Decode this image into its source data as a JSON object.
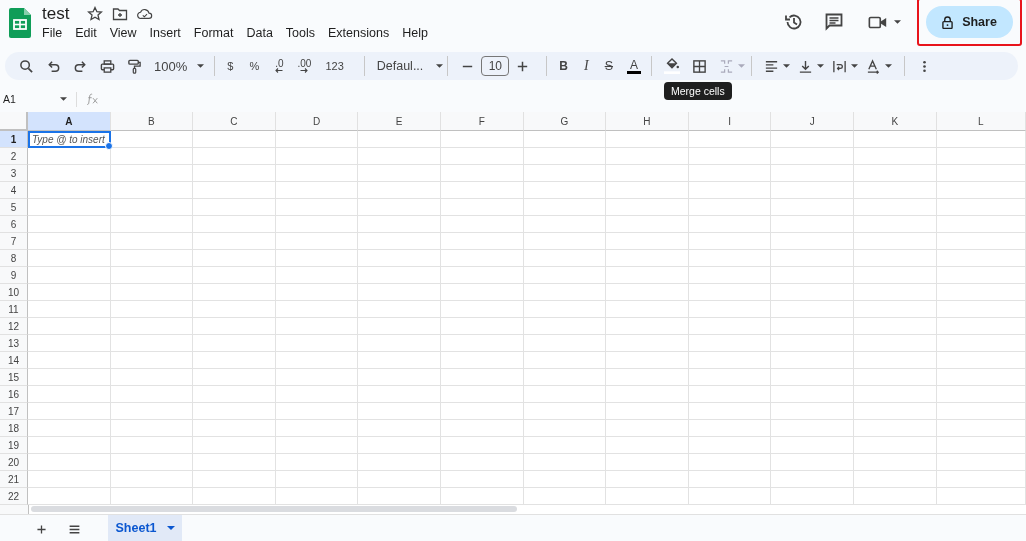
{
  "document": {
    "title": "test"
  },
  "menu": [
    "File",
    "Edit",
    "View",
    "Insert",
    "Format",
    "Data",
    "Tools",
    "Extensions",
    "Help"
  ],
  "share_button": {
    "label": "Share",
    "highlighted": true
  },
  "toolbar": {
    "zoom": "100%",
    "currency": "$",
    "percent": "%",
    "decrease_decimals": ".0",
    "increase_decimals": ".00",
    "number_format": "123",
    "font": "Defaul...",
    "font_size": "10",
    "bold": "B",
    "italic": "I",
    "strikethrough": "S",
    "text_color": "A"
  },
  "tooltip": "Merge cells",
  "formula_bar": {
    "name_box": "A1"
  },
  "grid": {
    "columns": [
      {
        "label": "A",
        "selected": true
      },
      {
        "label": "B",
        "selected": false
      },
      {
        "label": "C",
        "selected": false
      },
      {
        "label": "D",
        "selected": false
      },
      {
        "label": "E",
        "selected": false
      },
      {
        "label": "F",
        "selected": false
      },
      {
        "label": "G",
        "selected": false
      },
      {
        "label": "H",
        "selected": false
      },
      {
        "label": "I",
        "selected": false
      },
      {
        "label": "J",
        "selected": false
      },
      {
        "label": "K",
        "selected": false
      },
      {
        "label": "L",
        "selected": false
      }
    ],
    "rows": [
      {
        "label": "1",
        "selected": true
      },
      {
        "label": "2",
        "selected": false
      },
      {
        "label": "3",
        "selected": false
      },
      {
        "label": "4",
        "selected": false
      },
      {
        "label": "5",
        "selected": false
      },
      {
        "label": "6",
        "selected": false
      },
      {
        "label": "7",
        "selected": false
      },
      {
        "label": "8",
        "selected": false
      },
      {
        "label": "9",
        "selected": false
      },
      {
        "label": "10",
        "selected": false
      },
      {
        "label": "11",
        "selected": false
      },
      {
        "label": "12",
        "selected": false
      },
      {
        "label": "13",
        "selected": false
      },
      {
        "label": "14",
        "selected": false
      },
      {
        "label": "15",
        "selected": false
      },
      {
        "label": "16",
        "selected": false
      },
      {
        "label": "17",
        "selected": false
      },
      {
        "label": "18",
        "selected": false
      },
      {
        "label": "19",
        "selected": false
      },
      {
        "label": "20",
        "selected": false
      },
      {
        "label": "21",
        "selected": false
      },
      {
        "label": "22",
        "selected": false
      }
    ],
    "active_cell": {
      "placeholder": "Type @ to insert"
    }
  },
  "sheet_tabs": [
    {
      "label": "Sheet1",
      "selected": true
    }
  ]
}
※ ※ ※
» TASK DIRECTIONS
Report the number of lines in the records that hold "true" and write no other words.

» OUTPUT OF THE EXERCISE
4